Some of the most common categories that are used for data classification include public data, private data, and restricted data. Public data is information that is available to the general public -including first and last names, social media handles, press releases, etc. Private data is your more secure information- such as business purchase orders or company presentations.
Finally, restricted data is information that is only available to specific people. This includes social security numbers, addresses, bank account numbers, etc. Unauthorized access to restricted data will often result in a significant level of risk.
4. Carrying out the actual risk assessment
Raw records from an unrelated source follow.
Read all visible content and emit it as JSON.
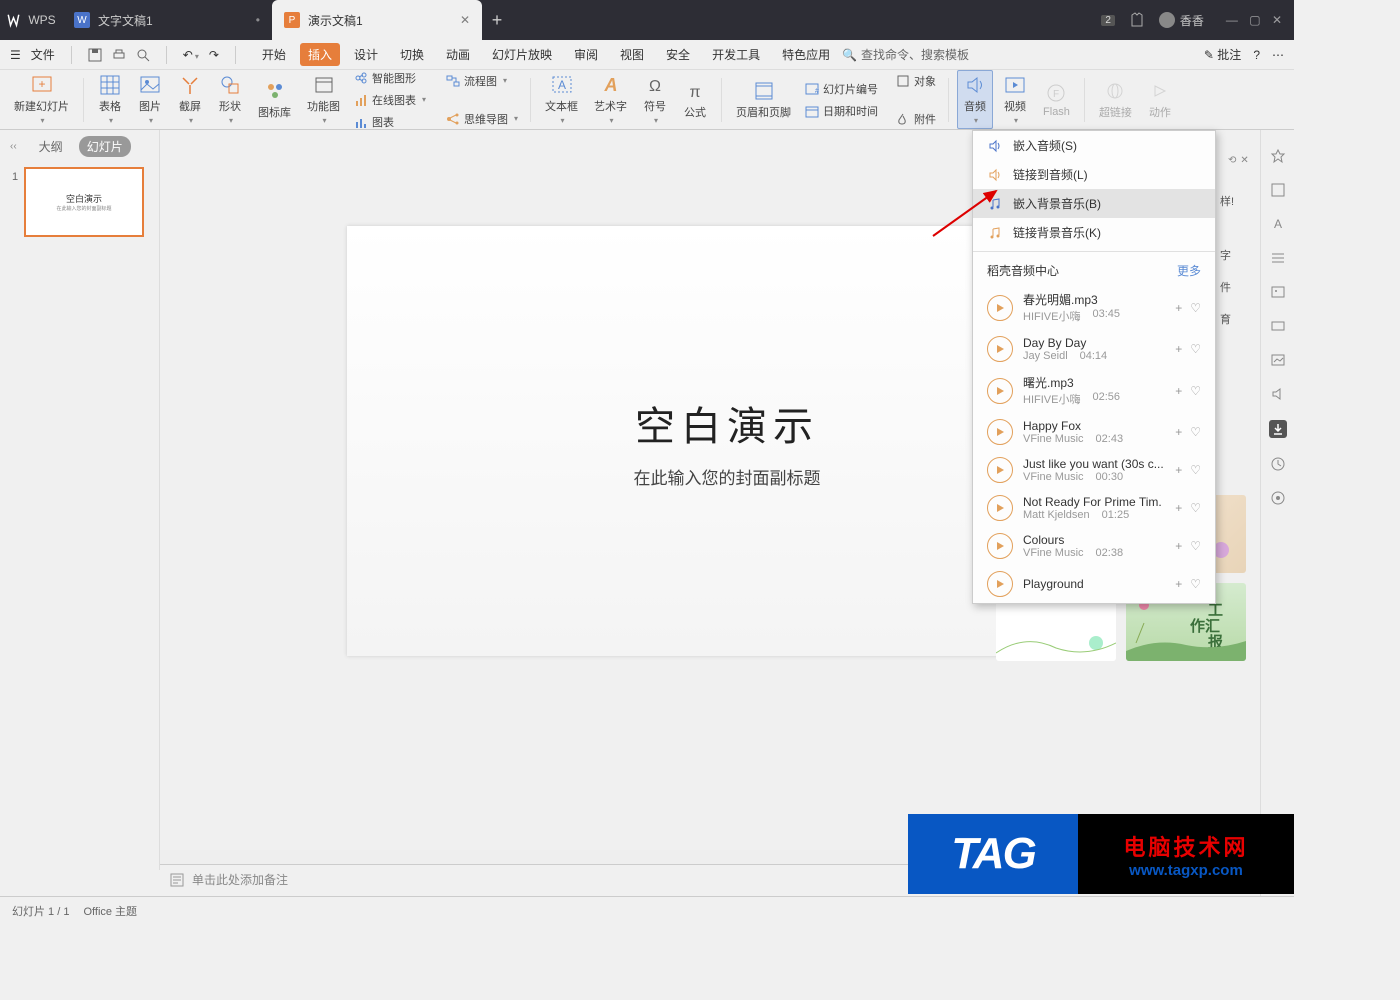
{
  "titlebar": {
    "app": "WPS",
    "tabs": [
      {
        "label": "文字文稿1",
        "type": "word",
        "active": false
      },
      {
        "label": "演示文稿1",
        "type": "ppt",
        "active": true
      }
    ],
    "newtab": "+",
    "badge": "2",
    "user": "香香",
    "win": {
      "min": "—",
      "max": "▢",
      "close": "✕"
    }
  },
  "menubar": {
    "file": "文件",
    "items": [
      "开始",
      "插入",
      "设计",
      "切换",
      "动画",
      "幻灯片放映",
      "审阅",
      "视图",
      "安全",
      "开发工具",
      "特色应用"
    ],
    "active": "插入",
    "search": "查找命令、搜索模板",
    "annotate": "批注"
  },
  "ribbon": {
    "new_slide": "新建幻灯片",
    "table": "表格",
    "picture": "图片",
    "screenshot": "截屏",
    "shape": "形状",
    "iconlib": "图标库",
    "funcimg": "功能图",
    "smart": "智能图形",
    "onlinechart": "在线图表",
    "chart": "图表",
    "flow": "流程图",
    "mindmap": "思维导图",
    "textbox": "文本框",
    "wordart": "艺术字",
    "symbol": "符号",
    "equation": "公式",
    "headerfooter": "页眉和页脚",
    "slidenum": "幻灯片编号",
    "datetime": "日期和时间",
    "object": "对象",
    "attach": "附件",
    "audio": "音频",
    "video": "视频",
    "flash": "Flash",
    "hyperlink": "超链接",
    "action": "动作"
  },
  "slides_panel": {
    "outline": "大纲",
    "slides": "幻灯片",
    "thumb_num": "1",
    "thumb_title": "空白演示",
    "thumb_sub": "在此输入您的封面副标题"
  },
  "slide": {
    "title": "空白演示",
    "subtitle": "在此输入您的封面副标题"
  },
  "dropdown": {
    "items": [
      {
        "label": "嵌入音频(S)",
        "hovered": false
      },
      {
        "label": "链接到音频(L)",
        "hovered": false
      },
      {
        "label": "嵌入背景音乐(B)",
        "hovered": true
      },
      {
        "label": "链接背景音乐(K)",
        "hovered": false
      }
    ],
    "center_title": "稻壳音频中心",
    "more": "更多",
    "audios": [
      {
        "title": "春光明媚.mp3",
        "artist": "HIFIVE小嗨",
        "dur": "03:45"
      },
      {
        "title": "Day By Day",
        "artist": "Jay Seidl",
        "dur": "04:14"
      },
      {
        "title": "曙光.mp3",
        "artist": "HIFIVE小嗨",
        "dur": "02:56"
      },
      {
        "title": "Happy Fox",
        "artist": "VFine Music",
        "dur": "02:43"
      },
      {
        "title": "Just like you want (30s c...",
        "artist": "VFine Music",
        "dur": "00:30"
      },
      {
        "title": "Not Ready For Prime Tim.",
        "artist": "Matt Kjeldsen",
        "dur": "01:25"
      },
      {
        "title": "Colours",
        "artist": "VFine Music",
        "dur": "02:38"
      },
      {
        "title": "Playground",
        "artist": "",
        "dur": ""
      }
    ]
  },
  "side_peek": {
    "a": "样!",
    "b": "字",
    "c": "件",
    "d": "育"
  },
  "notes": {
    "placeholder": "单击此处添加备注"
  },
  "status": {
    "slide": "幻灯片 1 / 1",
    "theme": "Office 主题"
  },
  "watermark": {
    "tag": "TAG",
    "line1": "电脑技术网",
    "line2": "www.tagxp.com"
  }
}
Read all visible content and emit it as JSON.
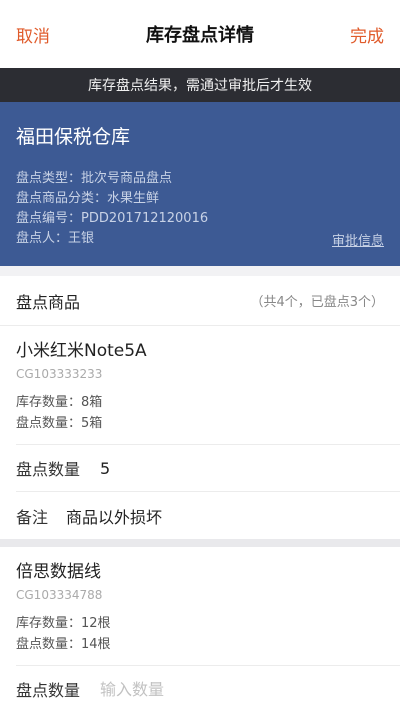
{
  "nav": {
    "cancel": "取消",
    "title": "库存盘点详情",
    "done": "完成"
  },
  "notice": "库存盘点结果，需通过审批后才生效",
  "warehouse": {
    "name": "福田保税仓库",
    "type": "盘点类型：批次号商品盘点",
    "category": "盘点商品分类：水果生鲜",
    "number": "盘点编号：PDD201712120016",
    "person": "盘点人：王银",
    "approval_link": "审批信息"
  },
  "section": {
    "title": "盘点商品",
    "count": "（共4个，已盘点3个）"
  },
  "products": [
    {
      "name": "小米红米Note5A",
      "code": "CG103333233",
      "stock": "库存数量：8箱",
      "counted": "盘点数量：5箱",
      "count_label": "盘点数量",
      "count_value": "5",
      "remark_label": "备注",
      "remark_value": "商品以外损坏"
    },
    {
      "name": "倍思数据线",
      "code": "CG103334788",
      "stock": "库存数量：12根",
      "counted": "盘点数量：14根",
      "count_label": "盘点数量",
      "count_placeholder": "输入数量"
    }
  ]
}
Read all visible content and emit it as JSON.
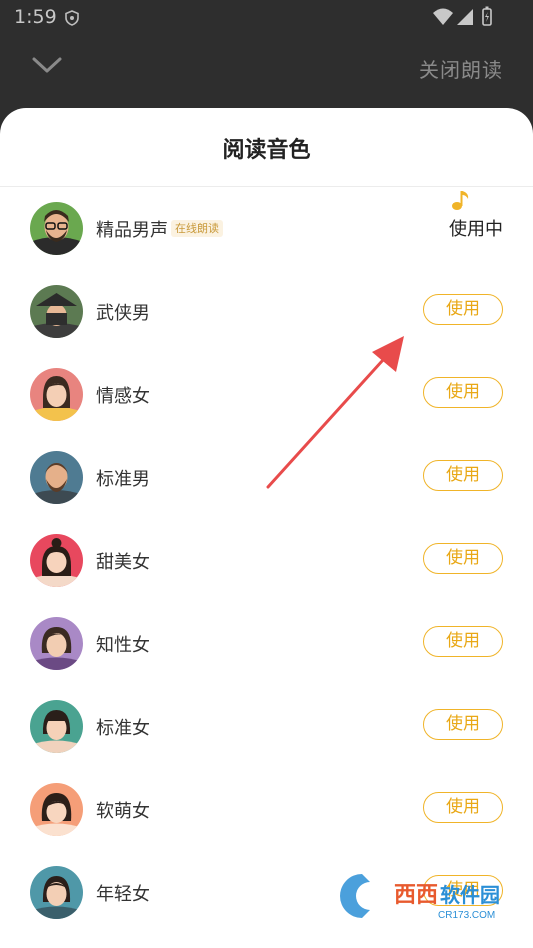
{
  "status_bar": {
    "time": "1:59"
  },
  "top_bar": {
    "close_reading": "关闭朗读"
  },
  "sheet": {
    "title": "阅读音色"
  },
  "voices": [
    {
      "name": "精品男声",
      "badge": "在线朗读",
      "state": "使用中",
      "avatar": "glasses-man"
    },
    {
      "name": "武侠男",
      "action": "使用",
      "avatar": "swordsman"
    },
    {
      "name": "情感女",
      "action": "使用",
      "avatar": "woman-pink"
    },
    {
      "name": "标准男",
      "action": "使用",
      "avatar": "bearded-man"
    },
    {
      "name": "甜美女",
      "action": "使用",
      "avatar": "sweet-girl"
    },
    {
      "name": "知性女",
      "action": "使用",
      "avatar": "intellectual-woman"
    },
    {
      "name": "标准女",
      "action": "使用",
      "avatar": "standard-woman"
    },
    {
      "name": "软萌女",
      "action": "使用",
      "avatar": "cute-girl"
    },
    {
      "name": "年轻女",
      "action": "使用",
      "avatar": "young-woman"
    }
  ],
  "watermark": {
    "brand": "西西",
    "sub": "软件园",
    "url": "CR173.COM"
  },
  "colors": {
    "accent": "#f0b429",
    "arrow": "#e84b4b"
  }
}
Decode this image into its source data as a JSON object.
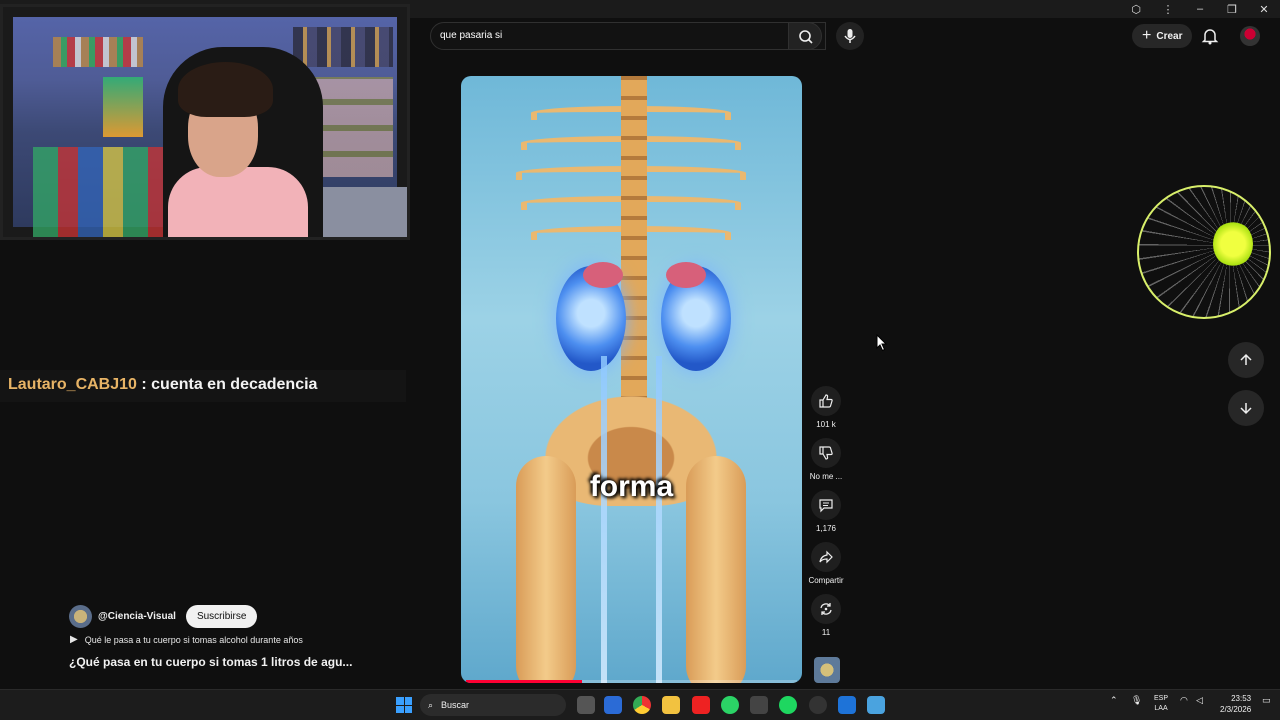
{
  "search": {
    "query": "que pasaria si"
  },
  "header": {
    "create_label": "Crear"
  },
  "chat": {
    "username": "Lautaro_CABJ10",
    "separator": " : ",
    "message": "cuenta en decadencia"
  },
  "video": {
    "caption": "forma",
    "progress": 0.35
  },
  "channel": {
    "handle": "@Ciencia-Visual",
    "subscribe_label": "Suscribirse"
  },
  "related_short": "Qué le pasa a tu cuerpo si tomas alcohol durante años",
  "short_title": "¿Qué pasa en tu cuerpo si tomas 1 litros de agu...",
  "actions": {
    "like_count": "101 k",
    "dislike_label": "No me ...",
    "comments_count": "1,176",
    "share_label": "Compartir",
    "remix_count": "11"
  },
  "taskbar": {
    "search_placeholder": "Buscar",
    "lang": "ESP",
    "region": "LAA",
    "time": "23:53",
    "date": "2/3/2026"
  },
  "colors": {
    "accent": "#ff0033",
    "chat_user": "#e8b466",
    "burst_ring": "#d8ef6a"
  },
  "icons": [
    "search-icon",
    "clear-icon",
    "mic-icon",
    "plus-icon",
    "bell-icon",
    "like-icon",
    "dislike-icon",
    "comment-icon",
    "share-icon",
    "remix-icon",
    "arrow-up-icon",
    "arrow-down-icon",
    "play-icon",
    "windows-icon"
  ]
}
With the previous steps in place, you may now proceed to carry out the actual data-driven risk assessment. This process involves developing algorithms and using tools that will sift through data based on your established parameters.
As the data is being automatically scanned, all relevant discoveries will be identified for use in your final risk report. For example, your scans may uncover that PCI data isn’t in its correct place, or unauthorized parties within the business are accessing personal health information.
When developing an algorithm for data scans and analysis, make sure that it has the following essential elements:
• Automation to allow for large volume analyses
• Artificial intelligence that uses past events to prevent future outcomes
• IoT capabilities so that multiple devices can be assessed
5. Preparing a risk report
Once you’ve identified where your sensitive data lies and pinpointed all potential security issues, you can proceed to prepare a report that outlines your findings. But a risk assessment report goes further than just listing out data analysis results, security gaps, and policy violations. The report should also provide recommendations that will assist with overall risk management.
Some of these recommendations may include proposals for handling data, encrypting sensitive information, and installing protective software.